So. Things are good. Something in me says get ready for the sky to fall, because, as a friend of mine says, the sky does fall.

But I'm hoping it doesn't. At least not for a long time. At least not for a while...

Friday, December 06, 2002

Good morning!

And you are exactly right! I am not a morning person, yet I keep posting very early in the morning lately. There is a reason for this. A good good good good good reason.

Anyway. I presented on Raymond Carver yesterday, and turned in the final essay. Goodbye Raymond, hello Surrealists. Defense of my creative thesis is going to be held on Monday afternoon. After that, December is all mine. Hurray!

I have really been at a loss for journaling lately. I have not been very meditative in recent weeks, I guess. But frankly, um, that's cool by me. I'm having heaps of fun over here in Y-town. I hope hope hope hope everyone else is too.

Thursday, December 05, 2002

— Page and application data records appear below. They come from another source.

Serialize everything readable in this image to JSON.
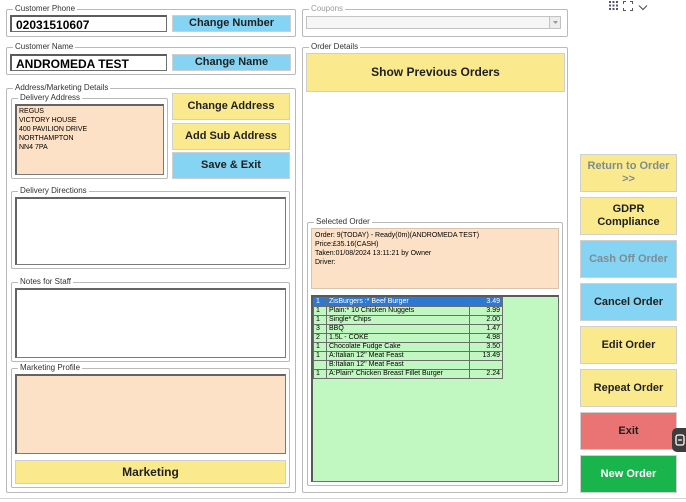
{
  "customer_phone": {
    "label": "Customer Phone",
    "value": "02031510607",
    "button": "Change Number"
  },
  "coupons": {
    "label": "Coupons",
    "selected": ""
  },
  "customer_name": {
    "label": "Customer Name",
    "value": "ANDROMEDA TEST",
    "button": "Change Name"
  },
  "address_section": {
    "label": "Address/Marketing Details",
    "delivery_address_label": "Delivery Address",
    "address_lines": [
      "REGUS",
      "VICTORY HOUSE",
      "400 PAVILION DRIVE",
      "NORTHAMPTON",
      "NN4 7PA"
    ],
    "change_address": "Change Address",
    "add_sub_address": "Add Sub Address",
    "save_exit": "Save & Exit"
  },
  "delivery_directions": {
    "label": "Delivery Directions",
    "value": ""
  },
  "notes_for_staff": {
    "label": "Notes for Staff",
    "value": ""
  },
  "marketing_profile": {
    "label": "Marketing Profile",
    "button": "Marketing"
  },
  "order_details": {
    "label": "Order Details",
    "show_previous": "Show Previous Orders"
  },
  "selected_order": {
    "label": "Selected Order",
    "info_lines": [
      "Order: 9(TODAY) - Ready(0m)(ANDROMEDA TEST)",
      "Price:£35.16(CASH)",
      "Taken:01/08/2024 13:11:21 by Owner",
      "Driver:"
    ],
    "items": [
      {
        "qty": "1",
        "desc": "ZisBurgers :* Beef Burger",
        "price": "3.49",
        "selected": true
      },
      {
        "qty": "1",
        "desc": "Plain:* 10 Chicken Nuggets",
        "price": "3.99",
        "selected": false
      },
      {
        "qty": "1",
        "desc": "Single* Chips",
        "price": "2.00",
        "selected": false
      },
      {
        "qty": "3",
        "desc": "BBQ",
        "price": "1.47",
        "selected": false
      },
      {
        "qty": "2",
        "desc": "1.5L - COKE",
        "price": "4.98",
        "selected": false
      },
      {
        "qty": "1",
        "desc": "Chocolate Fudge Cake",
        "price": "3.50",
        "selected": false
      },
      {
        "qty": "1",
        "desc": "A:Italian 12'' Meat Feast",
        "price": "13.49",
        "selected": false
      },
      {
        "qty": "",
        "desc": "B:Italian 12'' Meat Feast",
        "price": "",
        "selected": false
      },
      {
        "qty": "1",
        "desc": "A:Plain* Chicken Breast Fillet Burger",
        "price": "2.24",
        "selected": false
      }
    ]
  },
  "actions": {
    "return_to_order_l1": "Return to Order",
    "return_to_order_l2": ">>",
    "gdpr_l1": "GDPR",
    "gdpr_l2": "Compliance",
    "cash_off": "Cash Off Order",
    "cancel": "Cancel Order",
    "edit": "Edit Order",
    "repeat": "Repeat Order",
    "exit": "Exit",
    "new_order": "New Order"
  },
  "window_controls": [
    "grid-icon",
    "expand-icon",
    "chevron-down-icon"
  ],
  "colors": {
    "yellow": "#fbe98e",
    "blue": "#85d4f4",
    "peach": "#fde1c6",
    "green_list": "#c1f7c1",
    "red": "#ea7474",
    "green": "#1ab44c",
    "selection": "#2c78d3"
  }
}
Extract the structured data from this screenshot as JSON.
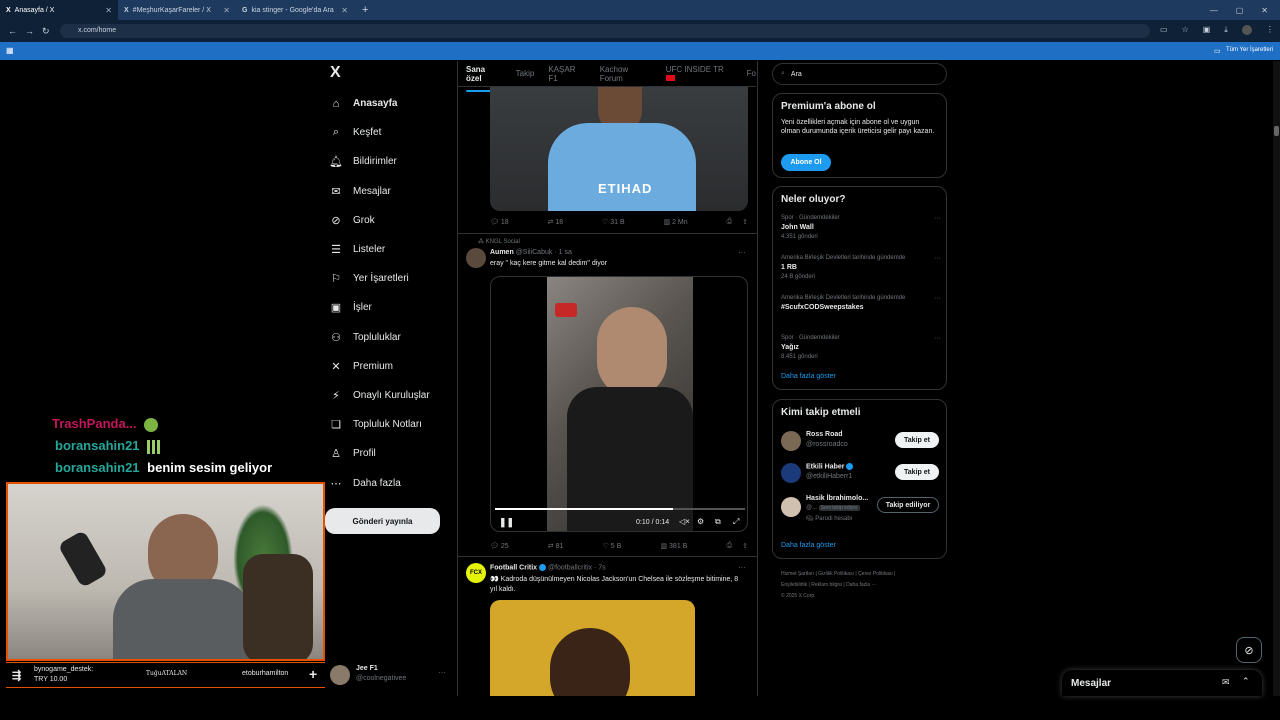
{
  "browser": {
    "tabs": [
      {
        "label": "Anasayfa / X",
        "icon": "X"
      },
      {
        "label": "#MeşhurKaşarFareler / X",
        "icon": "X"
      },
      {
        "label": "kia stinger - Google'da Ara",
        "icon": "G"
      }
    ],
    "url": "x.com/home",
    "bookmarks_label": "Tüm Yer İşaretleri"
  },
  "nav": {
    "logo": "X",
    "items": [
      {
        "label": "Anasayfa",
        "icon": "home-icon"
      },
      {
        "label": "Keşfet",
        "icon": "search-icon"
      },
      {
        "label": "Bildirimler",
        "icon": "bell-icon"
      },
      {
        "label": "Mesajlar",
        "icon": "mail-icon"
      },
      {
        "label": "Grok",
        "icon": "grok-icon"
      },
      {
        "label": "Listeler",
        "icon": "list-icon"
      },
      {
        "label": "Yer İşaretleri",
        "icon": "bookmark-icon"
      },
      {
        "label": "İşler",
        "icon": "briefcase-icon"
      },
      {
        "label": "Topluluklar",
        "icon": "people-icon"
      },
      {
        "label": "Premium",
        "icon": "x-icon"
      },
      {
        "label": "Onaylı Kuruluşlar",
        "icon": "lightning-icon"
      },
      {
        "label": "Topluluk Notları",
        "icon": "notes-icon"
      },
      {
        "label": "Profil",
        "icon": "person-icon"
      },
      {
        "label": "Daha fazla",
        "icon": "more-icon"
      }
    ],
    "post_button": "Gönderi yayınla",
    "account": {
      "name": "Jee F1",
      "handle": "@coolnegativee"
    }
  },
  "feed": {
    "tabs": [
      "Sana özel",
      "Takip",
      "KAŞAR F1",
      "Kachow Forum",
      "UFC INSIDE TR",
      "Fo"
    ],
    "post1_actions": {
      "replies": "18",
      "reposts": "18",
      "likes": "31 B",
      "views": "2 Mn"
    },
    "post2": {
      "context": "KNGL Social",
      "author": "Aumen",
      "handle": "@SiliCabuk",
      "time": "1 sa",
      "text": "eray \" kaç kere gitme kal dedim\" diyor",
      "video_time": "0:10 / 0:14",
      "actions": {
        "replies": "25",
        "reposts": "81",
        "likes": "5 B",
        "views": "381 B"
      }
    },
    "post3": {
      "author": "Football Critix",
      "handle": "@footballcritix",
      "time": "7s",
      "avatar_text": "FCX",
      "text": "👀 Kadroda düşünülmeyen Nicolas Jackson'un Chelsea ile sözleşme bitimine, 8 yıl kaldı."
    }
  },
  "right": {
    "search_placeholder": "Ara",
    "premium": {
      "title": "Premium'a abone ol",
      "body": "Yeni özellikleri açmak için abone ol ve uygun olman durumunda içerik üreticisi gelir payı kazan.",
      "button": "Abone Ol"
    },
    "trends": {
      "title": "Neler oluyor?",
      "items": [
        {
          "context": "Spor · Gündemdekiler",
          "name": "John Wall",
          "count": "4.351 gönderi"
        },
        {
          "context": "Amerika Birleşik Devletleri tarihinde gündemde",
          "name": "1 RB",
          "count": "24 B gönderi"
        },
        {
          "context": "Amerika Birleşik Devletleri tarihinde gündemde",
          "name": "#ScufxCODSweepstakes",
          "count": ""
        },
        {
          "context": "Spor · Gündemdekiler",
          "name": "Yağız",
          "count": "8.451 gönderi"
        }
      ],
      "more": "Daha fazla göster"
    },
    "follow": {
      "title": "Kimi takip etmeli",
      "items": [
        {
          "name": "Ross Road",
          "handle": "@rossroadco",
          "button": "Takip et"
        },
        {
          "name": "Etkili Haber",
          "handle": "@etkiliHaberr1",
          "button": "Takip et"
        },
        {
          "name": "Hasik İbrahimolo...",
          "handle": "@...",
          "badge": "Seni takip ediyor",
          "extra": "Parodi hesabı",
          "button": "Takip ediliyor"
        }
      ],
      "more": "Daha fazla göster"
    },
    "footer": [
      "Hizmet Şartları",
      "Gizlilik Politikası",
      "Çerez Politikası",
      "Erişilebilirlik",
      "Reklam bilgisi",
      "Daha fazla ···",
      "© 2025 X Corp."
    ],
    "messages_bar": "Mesajlar"
  },
  "stream": {
    "chat": [
      {
        "user": "TrashPanda...",
        "color": "#c2185b",
        "msg": ""
      },
      {
        "user": "boransahin21",
        "color": "#26a69a",
        "msg": ""
      },
      {
        "user": "boransahin21",
        "color": "#26a69a",
        "msg": "benim sesim geliyor"
      }
    ],
    "overflow_text": "mu",
    "donation_user": "bynogame_destek:",
    "donation_amount": "TRY 10.00",
    "ticker_1": "TuğuATALAN",
    "ticker_2": "etoburhamilton"
  }
}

I've been non-posting for a few days, and slow to reply to emails and phone calls. Many apologies to anyone who may be offended. I'm caught up in finalizing my semester essays on Raymond Carver, Surrealists, Scapegoats, and assessing my own writing techniques and strategies. I defend my Master's thesis on Monday afternoon. Kind of biting my nails about it. I hate any situation in which I have to defend anything to do with myself or something I've done or created, etc. I'm fine when it comes to other people. I can defend other people and their work till the cows come home, and be very good at it. But never when it comes to myself and my own work and thoughts and actions. Well, sometimes. Depends on the circumstances.

I'll do my best, though.

Sunday, December 01, 2002

"Sorry about you know who. Teacher's day. The sitter canceled at the last minute. And I had such a lot to tell you, too! About you know, number eight. Oh boy, I think I'm in love. Well, not in love."

--From, "Louise's Ghost", by Kelly Link